In Texas, Biden is neck and neck with Trump in a traditionally Republican state that shares a long border with Mexico – a focal point for Trump’s promise to build a wall – and a strong cohort of Latino Republican voters. With 38 electoral college votes at stake, the state has been a reliable stronghold for Trump, who will likely win by a whisker.
With 29 electoral college votes up for grabs, the race in the Sunshine State is very tight. Florida was a site of Democratic success in the 2018 midterms, but is also led by a Republican governor. The state is notorious for the “hanging chad” ballot problem central to the contested 2000 Bush-Gore election which resulted in the US Supreme Court deciding the election. This foreshadows ongoing debates over how people actually vote.

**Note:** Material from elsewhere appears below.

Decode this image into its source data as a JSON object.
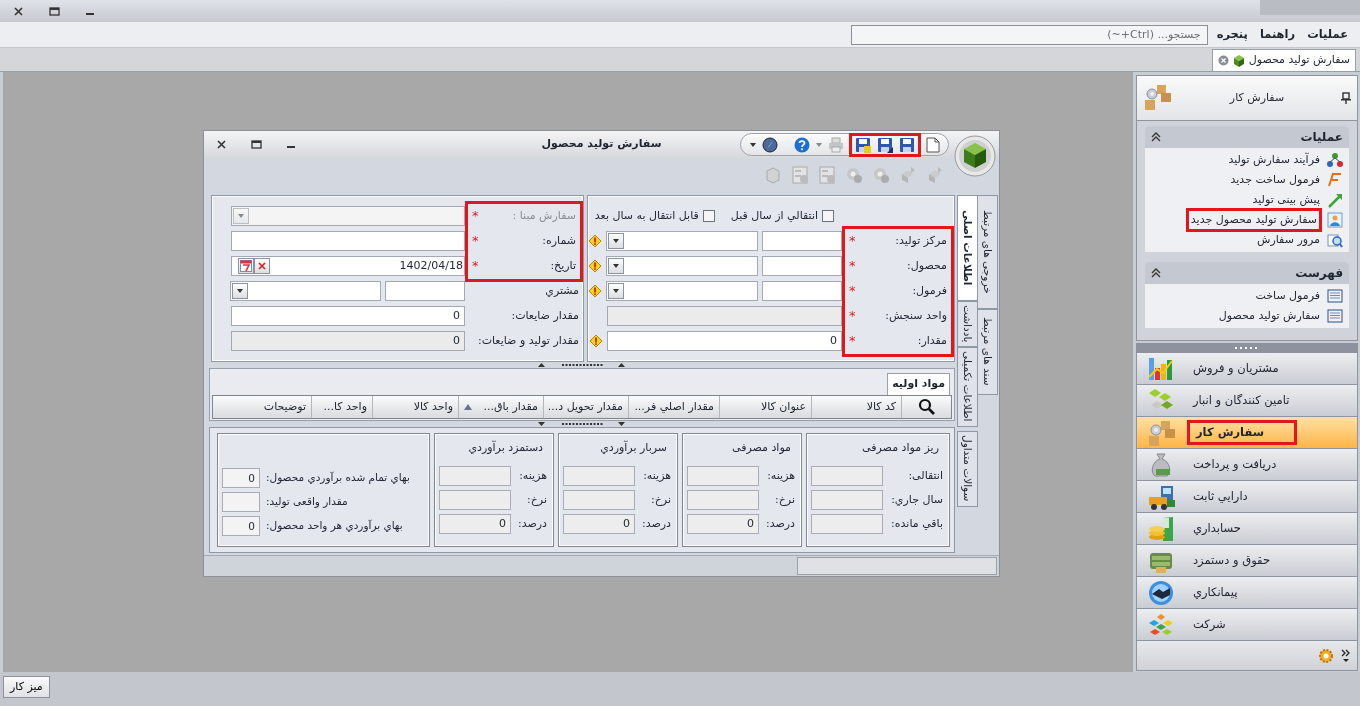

Trump has made the state his home, and enjoys support among Cuban and Venezuelan Americans there. Both campaigns have sought to woo voters with Trump rallies, Biden events, and a visit from Barack Obama in Miami and Orlando. St. Petersburg and Tampa have voted Democrat in past elections, and a recent Reuters/Ipsos poll puts both candidates in a statistical dead heat.
One of the original colonies, part of the “old south”, Georgia has participated in all elections since the founding (with the exception of 1864 during its secession). It was a Democratic stronghold until 1972, when it flipped Republican. Biden has a slight lead, but like Florida, the margin of error in polling suggests that the state is still in toss-up territory.
Known for its cheese production and Miller beer (since 1855), Wisconsin has ten electoral votes. Trump won the state in 2016 with only a 0.7% margin in the popular vote. Biden leads by over an average of 6% (in one poll by 17%) and is likely to take the state in 2020. Unlike in Pennsylvania, a few days before polling day, the Supreme Court ruled that the state’s decision to extend the election by six days could not be upheld and that only those ballots received by the deadline would be counted, as it is done in over 30 other states.
The last days of the campaign saw both candidates criss-crossing the country to garner support. On election night, all eyes will be on these swing states, with both sides matching polling data to electoral returns, and waiting for any last minute surprises. Given the underlying data, the election is now Biden’s to lose, and these battleground states will be critical to the outcome, the confirmation of which may take several days after the election.
The article was first published in The Conversation
About the Author
Todd Landman is a Professor of Political Science and Pro Vice Chancellor of the Social Sciences at the University of Nottingham. He researches, teaches, and publishes on significant problems and methods associated with development, democracy and human rights.
He received a BA in Political Science from the University of Pennsylvania in 1988, an MA in Latin American Studies from Georgetown University in 1990, an MA in Political Science from the University of Colorado in 1993, and his PhD in Comparative Politics from the University of Essex in 2000. .